Aphasia is a long-term condition and many people will continue to need support for several years after its onset. However, with the right tools and support, even someone with severe aphasia can continue to communicate effectively.
33% of stroke survivors suffer from aphasia, a language disorder which can affect speech, comprehension and reading and writing skills. The Stroke Association has the skills and experience to help people with these communication disabilities.
A third of stroke survivors experience post-stroke depression and 20% will suffer from emotionalism within six-months of their stroke. If you are involved in planning or providing health and social care your role is crucial in helping stroke survivors and carers deal with the emotional impact of stroke which can be just as devastating as the physical.
Yesterday was day two of this year's UK Stroke Assembly South event in Stansted, Essex. Some of our researchers spoke at the event, sharing important insights into key areas of stroke research. There was also a stand showcasing our EVA Park project, which aims to help stroke survivors with aphasia regain communication skills and confidence.
The Academy of Aphasia is an organization made up of researchers who study the language problems of people who have neurological diseases. Last week, Stroke Association funded researchers presented their exciting aphasia research at the Academy of Aphasia Annual Meeting 2016, held 16-18th October in Llanduno, Wales.
A new study published in the journal, Clinical Rehabilitation, suggests that a screening tool may help detect post-stroke anxiety in older people.
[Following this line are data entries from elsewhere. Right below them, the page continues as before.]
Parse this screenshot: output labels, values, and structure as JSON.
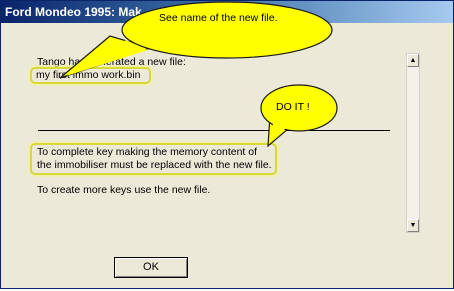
{
  "window": {
    "title": "Ford Mondeo 1995: Mak"
  },
  "dialog": {
    "line1": "Tango has generated a new file:",
    "filename": "my first immo work.bin",
    "instruction_line1": "To complete key making the memory content of",
    "instruction_line2": "the immobiliser must be replaced with the new file.",
    "more_keys": "To create more keys use the new file.",
    "ok_label": "OK"
  },
  "callouts": {
    "name_note": "See name of the new file.",
    "do_it_note": "DO IT !"
  },
  "colors": {
    "callout_fill": "#ffff00",
    "highlight_border": "#d8d83a",
    "titlebar": "#0a246a"
  },
  "icons": [
    "scroll-up-arrow-icon",
    "scroll-down-arrow-icon"
  ]
}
The research was led by Professor Ian Kneebone (University of Technology Sydney, Australia), and was funded by the Stroke Association.
TSA LECT 2015/01 - Dr Audrey Bowen, University of Manchester